**PROBLEM STATEMENT:** Where an image appears, leave it out; otherwise repeat the data exactly.

**EXCERPTED RECORDS:**
━━━━
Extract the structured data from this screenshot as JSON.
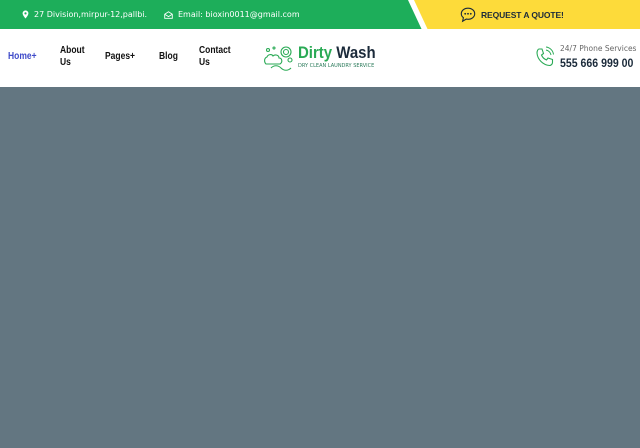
{
  "topbar": {
    "address": "27 Division,mirpur-12,pallbi.",
    "email": "Email: bioxin0011@gmail.com",
    "quote_label": "REQUEST A QUOTE!"
  },
  "nav": {
    "home": "Home+",
    "about": "About Us",
    "pages": "Pages+",
    "blog": "Blog",
    "contact": "Contact Us"
  },
  "logo": {
    "word1": "Dirty",
    "word2": "Wash",
    "tagline": "DRY CLEAN LAUNDRY SERVICE"
  },
  "phone": {
    "label": "24/7 Phone Services",
    "number": "555 666 999 00"
  },
  "colors": {
    "topbar_green": "#1dae5a",
    "quote_yellow": "#fddb3a",
    "nav_active": "#3f4bc9",
    "dark_text": "#1b2a3a",
    "hero_bg": "#637681"
  },
  "icons": [
    "map-pin-icon",
    "envelope-icon",
    "chat-bubble-icon",
    "laundry-logo-icon",
    "phone-icon"
  ]
}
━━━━
**TASK ANSWER:**
Extract the structured data from this screenshot as JSON.
{
  "topbar": {
    "address": "27 Division,mirpur-12,pallbi.",
    "email": "Email: bioxin0011@gmail.com",
    "quote_label": "REQUEST A QUOTE!"
  },
  "nav": {
    "home": "Home+",
    "about": "About Us",
    "pages": "Pages+",
    "blog": "Blog",
    "contact": "Contact Us"
  },
  "logo": {
    "word1": "Dirty",
    "word2": "Wash",
    "tagline": "DRY CLEAN LAUNDRY SERVICE"
  },
  "phone": {
    "label": "24/7 Phone Services",
    "number": "555 666 999 00"
  },
  "colors": {
    "topbar_green": "#1dae5a",
    "quote_yellow": "#fddb3a",
    "nav_active": "#3f4bc9",
    "dark_text": "#1b2a3a",
    "hero_bg": "#637681"
  },
  "icons": [
    "map-pin-icon",
    "envelope-icon",
    "chat-bubble-icon",
    "laundry-logo-icon",
    "phone-icon"
  ]
}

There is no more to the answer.